Ruger SR22 Review


Many people can remember a day when they first learned to shoot a pistol and for most of them, that pistol was a 22.  They are still a lot of fun and great way to teach new shooters the fundamentals of shooting.

Like most firearms, changes in technology have made an impact on the 22 pistol market as well, with many models designed similar to their larger caliber counterparts.  Having controls in the similar location as the larger caliber versions makes them a good training firearm.

The Ruger SR22 has been on the market for a few years and is a fun gun to spend an afternoon with.  I’ve had mine for a couple years and have put a couple thousand rounds through it during that time.  I can easily say that it has gotten better with age.

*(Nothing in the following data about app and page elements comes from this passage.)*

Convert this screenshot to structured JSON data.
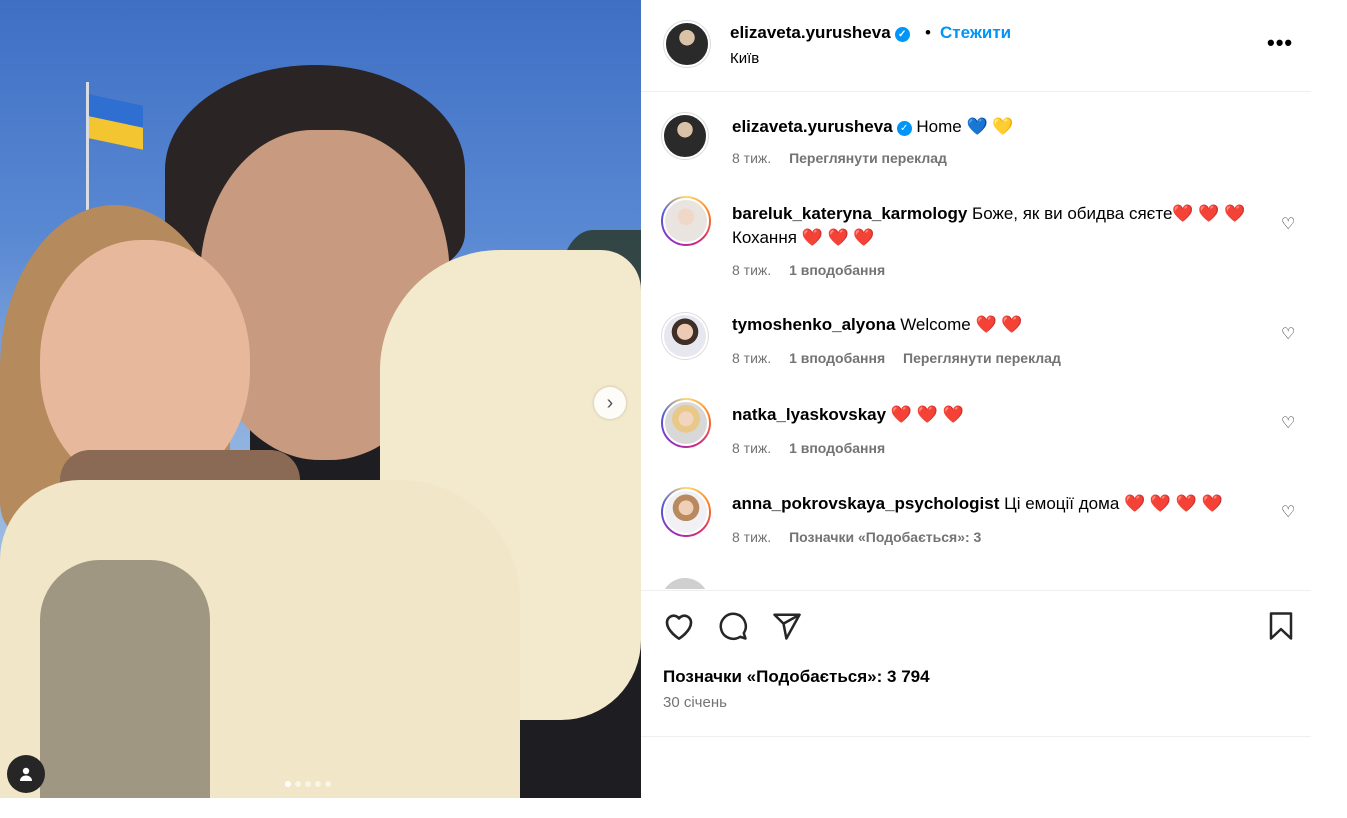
{
  "post": {
    "author": "elizaveta.yurusheva",
    "follow_label": "Стежити",
    "separator": "•",
    "location": "Київ",
    "more_label": "•••",
    "caption_text": "Home",
    "caption_emoji": "💙 💛",
    "caption_time": "8 тиж.",
    "caption_translate": "Переглянути переклад",
    "likes_label": "Позначки «Подобається»: 3 794",
    "date": "30 січень"
  },
  "comments": [
    {
      "user": "bareluk_kateryna_karmology",
      "text": "Боже, як ви обидва сяєте",
      "emoji": "❤️ ❤️ ❤️",
      "text2": "Кохання",
      "emoji2": "❤️ ❤️ ❤️",
      "time": "8 тиж.",
      "likes": "1 вподобання",
      "extra": ""
    },
    {
      "user": "tymoshenko_alyona",
      "text": "Welcome",
      "emoji": "❤️ ❤️",
      "time": "8 тиж.",
      "likes": "1 вподобання",
      "extra": "Переглянути переклад"
    },
    {
      "user": "natka_lyaskovskay",
      "text": "",
      "emoji": "❤️ ❤️ ❤️",
      "time": "8 тиж.",
      "likes": "1 вподобання",
      "extra": ""
    },
    {
      "user": "anna_pokrovskaya_psychologist",
      "text": "Ці емоції дома",
      "emoji": "❤️ ❤️ ❤️ ❤️",
      "time": "8 тиж.",
      "likes": "Позначки «Подобається»: 3",
      "extra": ""
    }
  ],
  "icons": {
    "verified": "verified-badge-icon",
    "heart": "heart-icon",
    "comment": "comment-icon",
    "share": "share-icon",
    "save": "bookmark-icon",
    "next": "chevron-right-icon",
    "tag": "user-tag-icon"
  },
  "carousel": {
    "count": 5,
    "active": 0
  },
  "colors": {
    "accent": "#0095f6",
    "muted": "#737373",
    "border": "#efefef"
  }
}
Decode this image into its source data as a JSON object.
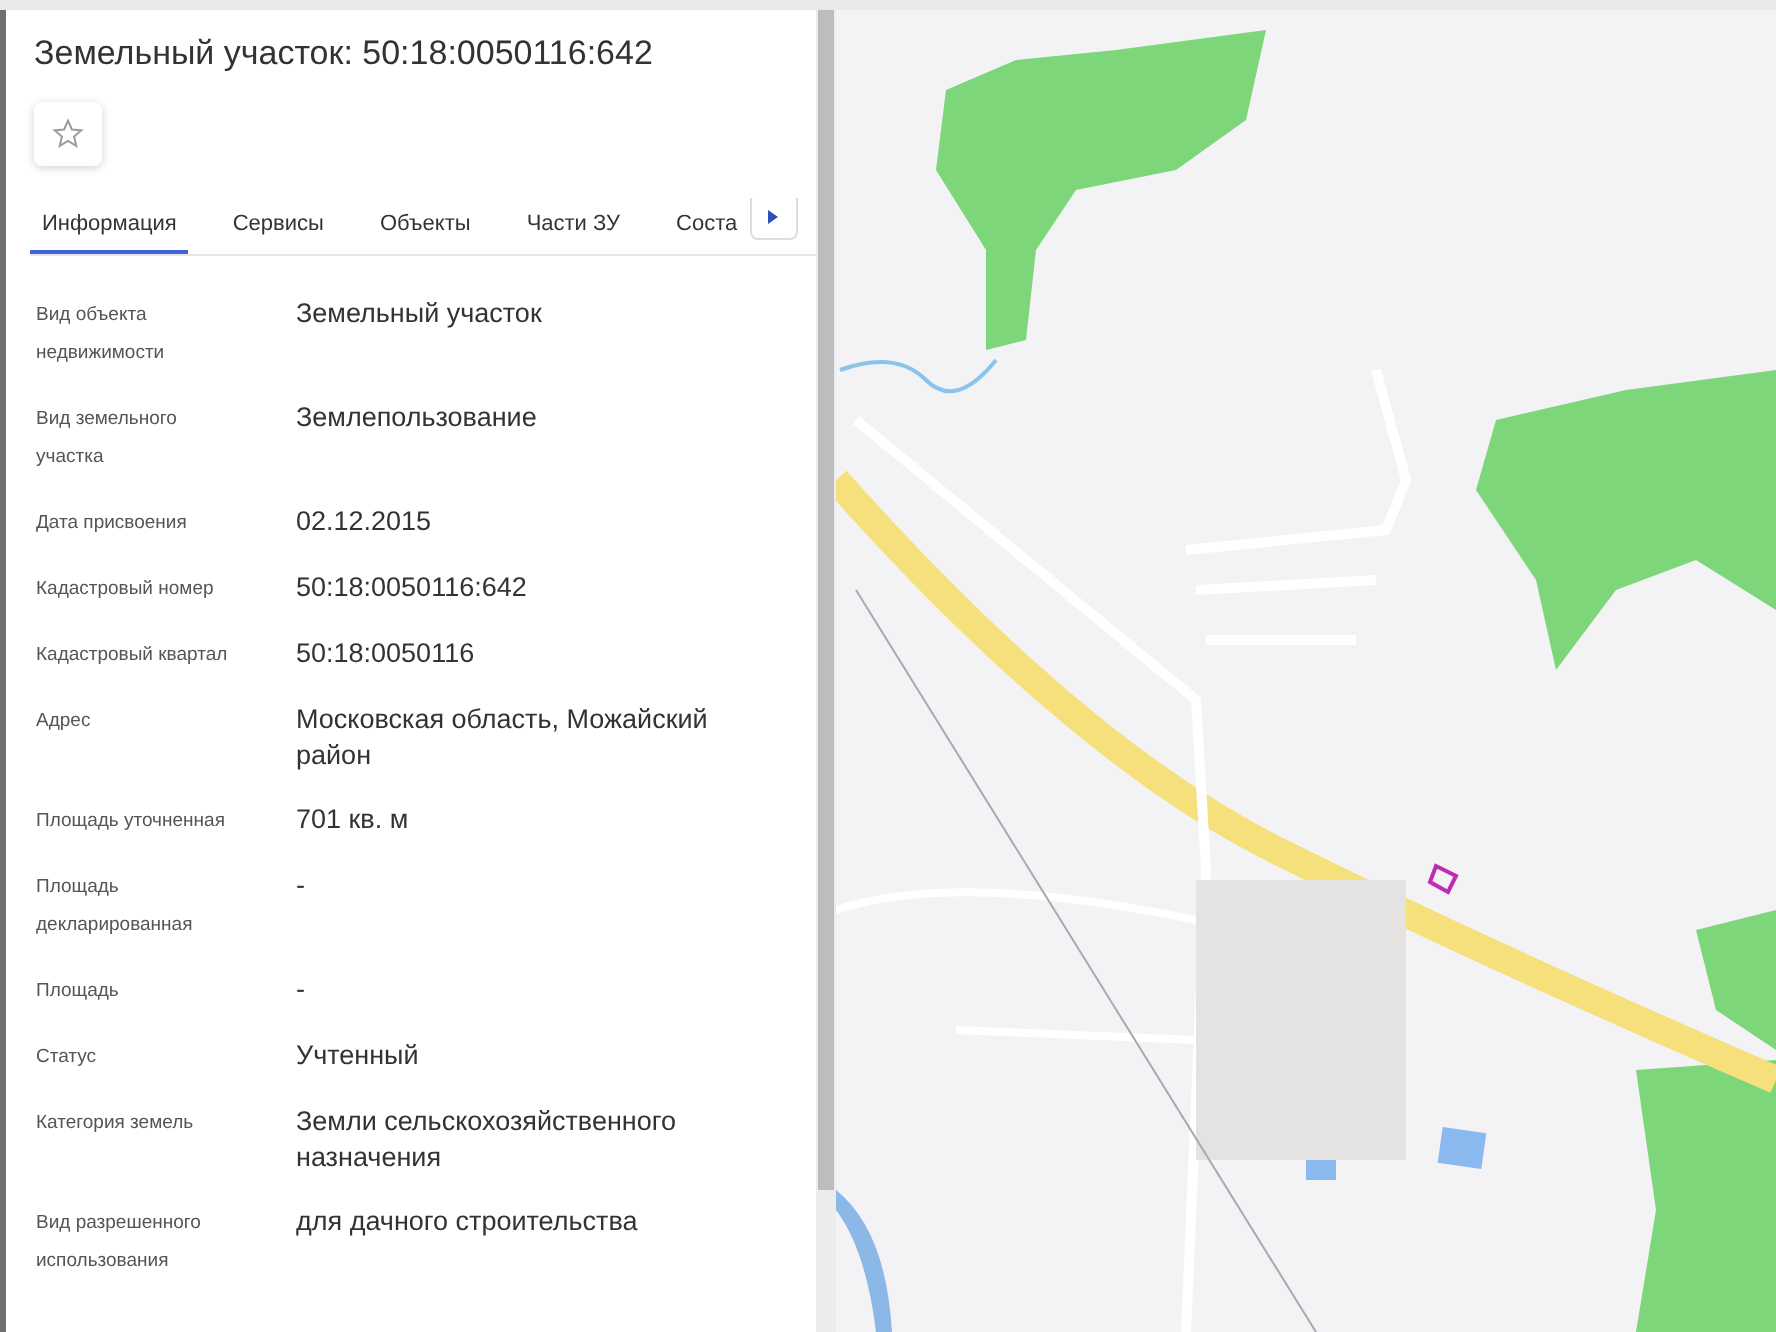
{
  "panel": {
    "title": "Земельный участок: 50:18:0050116:642",
    "favorite": {
      "checked": false
    },
    "tabs": [
      {
        "label": "Информация",
        "selected": true
      },
      {
        "label": "Сервисы",
        "selected": false
      },
      {
        "label": "Объекты",
        "selected": false
      },
      {
        "label": "Части ЗУ",
        "selected": false
      },
      {
        "label": "Соста",
        "selected": false
      }
    ],
    "fields": [
      {
        "label": "Вид объекта недвижимости",
        "value": "Земельный участок"
      },
      {
        "label": "Вид земельного участка",
        "value": "Землепользование"
      },
      {
        "label": "Дата присвоения",
        "value": "02.12.2015"
      },
      {
        "label": "Кадастровый номер",
        "value": "50:18:0050116:642"
      },
      {
        "label": "Кадастровый квартал",
        "value": "50:18:0050116"
      },
      {
        "label": "Адрес",
        "value": "Московская область, Можайский район"
      },
      {
        "label": "Площадь уточненная",
        "value": "701 кв. м"
      },
      {
        "label": "Площадь декларированная",
        "value": "-"
      },
      {
        "label": "Площадь",
        "value": "-"
      },
      {
        "label": "Статус",
        "value": "Учтенный"
      },
      {
        "label": "Категория земель",
        "value": "Земли сельскохозяйственного назначения"
      },
      {
        "label": "Вид разрешенного использования",
        "value": "для дачного строительства"
      }
    ]
  }
}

When I first got the SR22, it was obvious it didn’t like a lot of the bulk pack ammo.  There were a few miss feeds and an occasional jam.  Some very cheap ammo I had wouldn’t get more than a round or two before having an issue.

Anyone who shoots semiautoes regularly knows that new guns of virtually every caliber may have a few hiccups until it gets broken in.  I’ve had 9mm and 45acp pistols do the very same thing out of the box with cheaper ammo until they got broken in so I wasn’t too worried about the pistol itself.

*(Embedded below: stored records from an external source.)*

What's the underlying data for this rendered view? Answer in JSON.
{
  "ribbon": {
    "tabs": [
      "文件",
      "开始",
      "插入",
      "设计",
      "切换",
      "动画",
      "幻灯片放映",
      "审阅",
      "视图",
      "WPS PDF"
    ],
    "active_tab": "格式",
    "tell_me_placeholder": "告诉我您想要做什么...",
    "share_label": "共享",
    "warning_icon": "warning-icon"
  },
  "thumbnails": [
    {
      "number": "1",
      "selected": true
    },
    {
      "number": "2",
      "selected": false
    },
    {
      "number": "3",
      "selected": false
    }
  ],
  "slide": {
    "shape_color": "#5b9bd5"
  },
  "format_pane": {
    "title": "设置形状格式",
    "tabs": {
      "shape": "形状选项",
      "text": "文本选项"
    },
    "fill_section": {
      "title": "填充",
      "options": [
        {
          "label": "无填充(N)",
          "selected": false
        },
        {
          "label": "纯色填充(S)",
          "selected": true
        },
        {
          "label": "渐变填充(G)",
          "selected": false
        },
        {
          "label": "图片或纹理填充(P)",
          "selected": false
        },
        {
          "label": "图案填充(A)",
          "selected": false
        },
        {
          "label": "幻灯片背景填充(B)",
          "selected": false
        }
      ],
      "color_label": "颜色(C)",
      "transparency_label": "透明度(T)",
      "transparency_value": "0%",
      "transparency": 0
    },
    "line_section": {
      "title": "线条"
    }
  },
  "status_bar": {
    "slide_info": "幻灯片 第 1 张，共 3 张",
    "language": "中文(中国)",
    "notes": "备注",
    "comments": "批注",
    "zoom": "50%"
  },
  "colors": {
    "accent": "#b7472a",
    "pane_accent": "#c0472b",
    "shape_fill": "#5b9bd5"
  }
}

After putting several hundred rounds of some better ammo through the SR22 I decided to give the cheaper bulk pack ammo another chance and had some surprisingly good results.  The gun was loosened up enough that even the cheaper ammo ran much better.  If you like to shoot, you certainly have spent time trying to find cheaper ammo.

The Ruger SR22 has a magazine safety disconnect that renders the gun useless if there is no magazine in it.  This is a safety feature that some people will not like but is one that I think is a good idea.  Chances are that this gun will be used to teach someone how to shoot and this added safety is a good idea in my opinion.

The manual safety also decoks the pistol when it is engaged and is ambidextrous for the left-handed shooters out there.

Sights on the SR22 are three dot and adjustable for windage and elevation and seem to hold up very well.

One issue that I still have with the Ruger SR22 is that I seem to burn up a lot of ammo whenever I get it out.  It is very fun to shoot and I enjoy spending the afternoon with it and several different targets.